Liechtensteinische Landesbank Records to Be Revealed to U.S. Investigators
New York, NY (PRWEB) June 11, 2012
The Tax Administration of the Principality of Liechtenstein, by letter dated May 30, has notified U.S. persons connected with accounts at Liechtenstein Landesbank (LLB) that LLB has turned over bank documents for further transmission to the IRS. This disclosure is pursuant to a “Request for Administrative Assistance in Tax Matters” dated May 11 from the U.S. Department of Justice (DOJ) to the Liechtenstein Tax Administration, for documents related to all accounts at LLB since January 2004, valued in excess of $500,000, with U.S. beneficial owners. According to the May 30 letter from the Liechtenstein Tax Administration, DOJ seeks information on whether “U.S. persons violated criminal laws of the United States by . . . not declaring their non-declared accounts to the IRS and failing to pay taxes on income gained on such accounts.”
LLB now follows UBS in providing once-secret bank account details to the U.S. government for use in investigations and prosecutions of U.S. taxpayers. According to public record and court dockets, there have been approximately fifty such criminal cases since 2009, involving accounts in Switzerland, Liechtenstein, Jersey, Isle of Man and other former “tax havens”.
The Liechtenstein Tax Administration acted pursuant to the 2008 "Agreement Between the Government of the U.S.A. and the Government of the Principality of Liechtenstein on Tax Cooperation and the Exchange of Information Relating to Taxes." The treaty originally disallowed IRS “fishing expeditions” - - broad requests for information on a class of unknown U.S. taxpayers. Under the 2008 treaty, Liechtenstein was only to provide information if asked about a specific, known taxpayer identified by name.
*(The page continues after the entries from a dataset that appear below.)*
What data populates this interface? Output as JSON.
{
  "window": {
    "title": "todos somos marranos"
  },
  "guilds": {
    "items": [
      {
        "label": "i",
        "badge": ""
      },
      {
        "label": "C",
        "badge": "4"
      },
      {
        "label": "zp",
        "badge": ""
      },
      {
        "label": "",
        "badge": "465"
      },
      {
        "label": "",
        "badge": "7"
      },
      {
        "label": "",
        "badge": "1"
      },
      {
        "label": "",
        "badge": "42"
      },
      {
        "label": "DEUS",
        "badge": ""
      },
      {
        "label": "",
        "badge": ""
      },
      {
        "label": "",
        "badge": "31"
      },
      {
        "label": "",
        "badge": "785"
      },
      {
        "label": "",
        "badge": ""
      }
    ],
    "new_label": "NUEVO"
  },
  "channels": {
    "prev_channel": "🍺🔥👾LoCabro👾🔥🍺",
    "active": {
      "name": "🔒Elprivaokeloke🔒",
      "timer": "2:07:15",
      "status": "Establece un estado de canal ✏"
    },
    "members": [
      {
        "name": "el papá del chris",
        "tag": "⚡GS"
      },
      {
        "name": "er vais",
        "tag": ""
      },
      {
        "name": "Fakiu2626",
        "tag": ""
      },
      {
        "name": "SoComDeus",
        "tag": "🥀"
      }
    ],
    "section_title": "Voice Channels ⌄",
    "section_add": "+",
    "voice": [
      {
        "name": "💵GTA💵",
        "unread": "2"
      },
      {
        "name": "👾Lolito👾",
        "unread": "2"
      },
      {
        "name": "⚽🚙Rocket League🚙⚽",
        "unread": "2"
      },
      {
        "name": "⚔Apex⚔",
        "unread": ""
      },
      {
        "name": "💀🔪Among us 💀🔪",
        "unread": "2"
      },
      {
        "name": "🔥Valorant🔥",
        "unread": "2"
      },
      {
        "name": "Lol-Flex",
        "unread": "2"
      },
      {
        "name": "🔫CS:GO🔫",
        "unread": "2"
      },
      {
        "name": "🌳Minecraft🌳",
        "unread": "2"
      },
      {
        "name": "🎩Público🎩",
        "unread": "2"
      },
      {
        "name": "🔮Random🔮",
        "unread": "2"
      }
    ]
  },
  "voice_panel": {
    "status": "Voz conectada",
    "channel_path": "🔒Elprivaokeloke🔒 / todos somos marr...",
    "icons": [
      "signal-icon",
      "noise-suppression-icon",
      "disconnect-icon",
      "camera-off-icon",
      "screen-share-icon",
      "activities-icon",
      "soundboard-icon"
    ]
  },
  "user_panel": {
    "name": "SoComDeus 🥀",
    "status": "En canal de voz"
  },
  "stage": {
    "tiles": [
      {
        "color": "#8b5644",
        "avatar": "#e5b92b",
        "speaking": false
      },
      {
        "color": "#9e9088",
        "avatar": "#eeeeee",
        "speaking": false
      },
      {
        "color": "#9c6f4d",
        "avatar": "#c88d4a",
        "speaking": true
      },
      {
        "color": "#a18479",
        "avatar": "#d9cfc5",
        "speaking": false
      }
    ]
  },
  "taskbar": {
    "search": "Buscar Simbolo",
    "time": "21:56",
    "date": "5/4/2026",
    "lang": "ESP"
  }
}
However, according to the Liechtenstein professional trustees and a Liechtenstein attorney, under U.S. pressure, and without any publicity, Liechtenstein on March 21, 2012, quietly amended the 2008 treaty and the Liechtenstein Parliament passed an internal law, the result of which is that “fishing expeditions” are now allowed. According to Asher Rubinstein, a U.S. tax compliance attorney in New York whose clients include Americans with accounts in Liechtenstein, "similar DOJ requests regarding other Liechtenstein banks are expected to follow."
Per the May 30 letter from the Liechtenstein Tax Administration, LLB account holders have until June 14 to challenge the release of the documents in Liechtenstein courts. According to Asher Rubinstein, "It is expected that a legal challenge in Liechtenstein may buy some time, but ultimately, the account data will be revealed to the IRS."
According to Rubinstein, offshore banking secrecy, already weakened in recent years by new tax treaties, changing laws, IRS investigations and legal challenges, is now virtually non-existent. According to Rubinstein, Liechtenstein was once the most secretive of tax havens, but has moved from complete banking secrecy to now allowing broad IRS “fishing expeditions” for banking information.
"If the U.S. pressured Liechtenstein to allow for “fishing expeditions”, then other foreign governments will likely follow," states Rubinstein. "DOJ will not have to issue subpoenas or “John Doe Summonses”, as it did with great success against UBS in 2008, and against HSBC in India in 2011. Now, DOJ can avoid going to court, and requests for broad banking information can now, occur government-to-government."
Against this background of tax investigation and criminal prosecution, the IRS re-opened its Offshore Voluntary Disclosure Initiative (OVDI) in January 2012 to encourage owners of undeclared foreign accounts to become tax compliant and avoid criminal prosecution. Back taxes and penalties will be due, but the penalties would be far lower than the civil and criminal penalties that would ensue if the IRS learns of the account from other sources.
Owners of accounts at LLB have a very short window to apply for the OVDI. In light of the ongoing erosion of foreign banking secrecy, the inability of foreign governments to withstand U.S. pressure and the willingness of former tax havens to cooperate with the IRS, U.S. taxpayers with non-compliant accounts should take steps to bring their accounts into compliance.
# # #
For more information,
Asher Rubinstein, Esq.
Rubinstein & Rubinstein, LLP
18 East 48th Street
New York, New York 10017
(212) 888-6600 / Arubinstein(at)AssetLawyer(dot)com